Europeans don’t believe in the EU. At least a big chunk of those that went to the #eurovote2014 don’t. Otherwise, one cannot explain the votes cast favouring the eurosceptics and the outright populist parties. Sad but true. And I say that mainly because Europeans don’t really understand what a European Union means. They seem to expect the EU to fix all the leaks their home-states have, solve all their misgivings, or fight corruption successfully. They want magic wands and see the European Union more as a disappointment than the hope of a brighter unified future.
The European Union needs to talk to people in the digital media, print and on-air. It needs to explain what the European Union stands for. To each and every one. It has to show that it cares, but most of all, a union is a union; it is not a fairy with a magic wand. It needs to educate the citizens in one tone and one message all over the members’ territory in their own language and with each culture’s specifics.
The EU needs to be present at all major media channels with a single voice in all respective formats. That voice, however, should be tailored to all 28 state members’ languages and cultures. If there is an infographic, it should be made available in every language. If there is a video, it should have the subtitles in the local channels it is published, better yet dubbed respectively. The general information on all text and image social media channels should be made locally and in the original one.

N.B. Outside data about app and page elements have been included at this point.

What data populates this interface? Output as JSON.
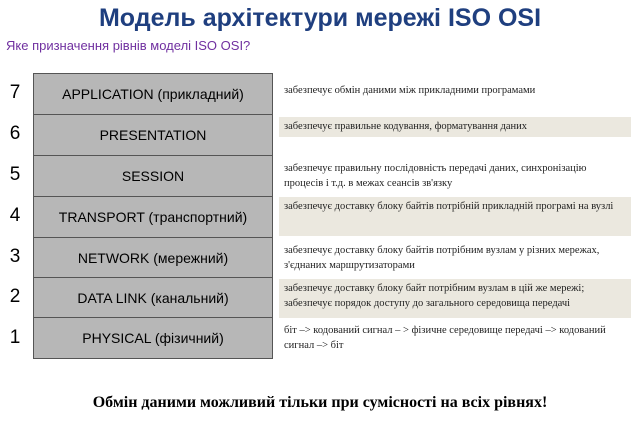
{
  "title": "Модель архітектури мережі ISO OSI",
  "subtitle": "Яке призначення рівнів моделі ISO OSI?",
  "layers": [
    {
      "num": "7",
      "name": "APPLICATION  (прикладний)",
      "desc": "забезпечує  обмін даними між прикладними програмами"
    },
    {
      "num": "6",
      "name": "PRESENTATION",
      "desc": "забезпечує правильне кодування, форматування даних"
    },
    {
      "num": "5",
      "name": "SESSION",
      "desc": "забезпечує правильну послідовність передачі даних, синхронізацію процесів і т.д. в межах сеансів зв'язку"
    },
    {
      "num": "4",
      "name": "TRANSPORT  (транспортний)",
      "desc": "забезпечує доставку блоку байтів потрібній прикладній програмі на вузлі"
    },
    {
      "num": "3",
      "name": "NETWORK  (мережний)",
      "desc": "забезпечує доставку блоку байтів потрібним вузлам у різних мережах, з'єднаних маршрутизаторами"
    },
    {
      "num": "2",
      "name": "DATA LINK  (канальний)",
      "desc": "забезпечує доставку блоку байт потрібним вузлам в цій же мережі; забезпечує порядок доступу до загального середовища передачі"
    },
    {
      "num": "1",
      "name": "PHYSICAL  (фізичний)",
      "desc": "біт –> кодований сигнал – > фізичне  середовище передачі –> кодований сигнал –> біт"
    }
  ],
  "footer": "Обмін даними можливий тільки при сумісності на всіх рівнях!"
}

For all this to happen, the European Union needs to establish a strong team on a global and local level with well-defined guidelines and procedures for European wide and local content feeds, conversation management, and trends spotting/research. This team should be acting as a provider of education on the topic European Union and engaging the online and offline community in a conversation meeting their requirements. The communication strategy, especially on social channels, should be a product of high-level management and consider local teams’ input – impressions on local target audience behaviour, needs, and wanted improvements.
This is a long-term effort – a marathon, not a sprint. Europe can be truly unified only if its citizen can identify themselves as Europeans just as much as they identify themselves as French, Bulgarian or British.

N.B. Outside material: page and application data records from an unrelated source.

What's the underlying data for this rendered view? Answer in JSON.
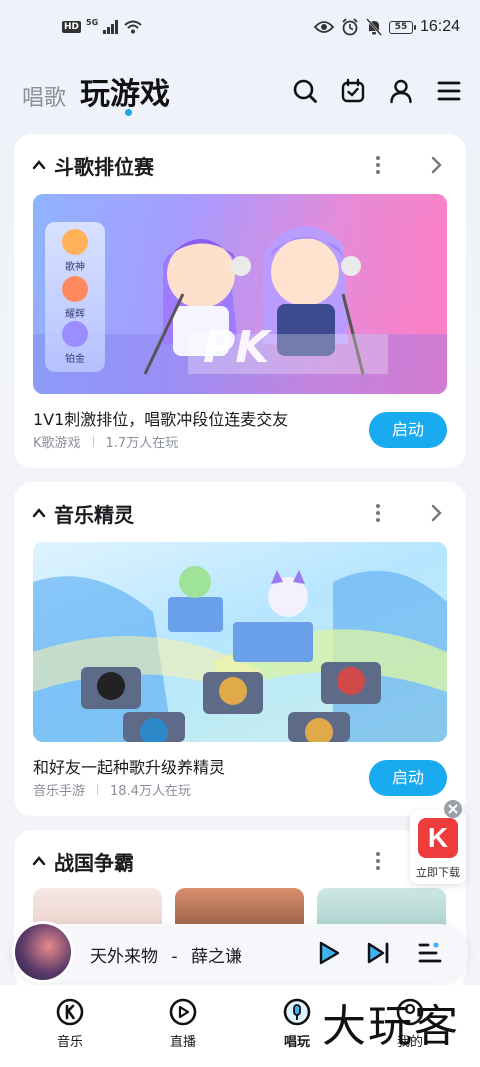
{
  "status_bar": {
    "hd": "HD",
    "network": "5G",
    "battery": "55",
    "time": "16:24"
  },
  "header": {
    "tab_sing": "唱歌",
    "tab_game": "玩游戏"
  },
  "cards": [
    {
      "title": "斗歌排位赛",
      "banner_badges": [
        "歌神",
        "耀辉",
        "铂金"
      ],
      "banner_text": "PK",
      "desc": "1V1刺激排位，唱歌冲段位连麦交友",
      "category": "K歌游戏",
      "players": "1.7万人在玩",
      "button": "启动"
    },
    {
      "title": "音乐精灵",
      "desc": "和好友一起种歌升级养精灵",
      "category": "音乐手游",
      "players": "18.4万人在玩",
      "button": "启动"
    },
    {
      "title": "战国争霸"
    }
  ],
  "download_widget": {
    "logo_letter": "K",
    "label": "立即下载"
  },
  "player": {
    "song": "天外来物",
    "separator": "-",
    "artist": "薛之谦"
  },
  "bottom_nav": [
    {
      "label": "音乐",
      "icon": "k-music-icon"
    },
    {
      "label": "直播",
      "icon": "live-play-icon"
    },
    {
      "label": "唱玩",
      "icon": "mic-icon",
      "active": true
    },
    {
      "label": "我的",
      "icon": "profile-icon"
    }
  ],
  "watermark": "大玩客",
  "colors": {
    "accent": "#19aaf0",
    "title": "#1b1b1f",
    "muted": "#8a8f99"
  }
}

The above text was originally submitted as an entry for the #Talkdigital blogging competition conducted by the European Commission’s social media team in June 2014. The cap was set at 500 words, so I’ll be expanding a bit below now that I am on my own terms and domain.
A bit over two years ago, I blogged “On Your Social Media Messages“. There, I argue that the social networks strategy should be based on six considerations – relevance, personas, timing, constructing the moment, experience and ongoing experiments with the status updates. I believe this lays down the high-level starting point for a multinational social media strategy. Naturally, this framework needs to be filled up with additional strategic and tactical approaches and actions. But these depend on digging up information through research and analysis of steps already taken on the variety of social channels the European Commission manages – performance figures, social sentiments, etc.
I believe the most crucial of the six elements I have mentioned in the previous paragraph is “personas”. Learning more about the European citizen and what drives him/her, how he/she thinks, what he/she wants to understand, experience, or get from following the commission. The different personas will also determine the tone and the level of complexity an infographic, status or video should have. These will also help create an agile and working approach to digital communication through segmentation per persona, channel and even message.
Have an opinion? Discuss in the comment section below! Also, be sure to read the winning post – “A permanent digital helpdesk service for the EU“
Copyright © 2014 Borislav Kiprin. All Rights Reserved.